Those youths who think this lot are going to be their saviour and are prepared to die for the course to bring them to power at all costs, must quickly revise their notes. Because, clearly Sammy Awuku and his cohorts; and in fact politicians in general are not worth dying for. If you do, you will not even be worth the coffin in which you will be buried, and your death will be a very foolish one indeed.
During the same speech, Sammy Awuku went on to charge the youth of his party to attack people who may attempt to snatch ballot boxes with pestles if they did not have licensed guns to shoot them with. As a law student himself, Sammy Awuku should have known that, the best thing to do in these cases is to ask them to report the matter to the police.
When Sammy Awuku was called to speak to these issues on both Joy FM and Radio Gold, he completely threw logic to the dogs and remained unrepentant.
As a youth and a literate one at that, whom I understand is reading law; one would have expected him to be measured and civil in his choice of words on all forums.

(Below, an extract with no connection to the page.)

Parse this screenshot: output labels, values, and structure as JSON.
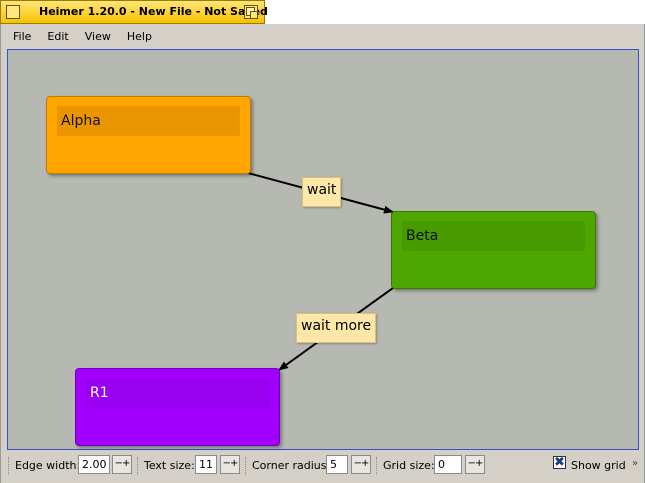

But that has evidently not been the case, as Sammy Awuku, Anthony Karbo (who promised Afghanistan if the NPP is not declared winners of the elections in 2012) and their likes continue to deliver extremely pugnacious speeches at every opportunity - with the intention of enlisting mindless allegiances and acquiescence amongst the youth of their party. More often than not, they also plunge serious political discussions into concert hall burlesques with their bizarre logics; by throwing in some ridiculous anecdotes of some suffering Ghanaians they claim to have met, a stock in trade they are perfecting by the day, but clearly cutting no ice with the discerning populace.
Now, what Sammy Awuku and people of his ilk at different ends of the political spectrum must realise is that, the positions they occupy in their respective parties is not because of their brilliance or intelligence but rather by dint of their association and activeness in their parties. They clearly have not been endowed with two heads, neither are they cleverer nor better than the rest of us, such that people should be killed or maimed for them to achieve their selfish parochial political interests. It goes without saying that, Nii Lantey’s belligerent posturing in Odododiodio; no matter how legitimate his concerns may have been, he needs to be condemned in equal measure.
Sammy Awuku, evidently is a youth but chronologically speaking one of the biggest dinosaurs ideologically in his party; and must be condemned by all right thinking Ghanaians. What are the civil society organisations waiting for before they speak up, another arrest? Our security agencies must be up and doing; and the judiciary must seriously get their acts together. The likes of him should have no place in the political arena. It is frightening to think that he and his likes may be the future leaders and politicians of our dear nation.
Are these people really the paragons of the rule of law, as has been their posture over the years? They lay claim to the rule of law and yet repudiate it. They hold themselves out as emblems of salvation- politically, socially and above all economically in public when in fact they are the exact opposite in private. One is actually what he or she is in private, and I believe this has actually exposed inter alia what their real intentions are for seeking power.
‘We must be very discerning as a people, because we are in grave danger of prescribing the disease as the cure for our ills as a nation, come December 2012’.
By: David Klutse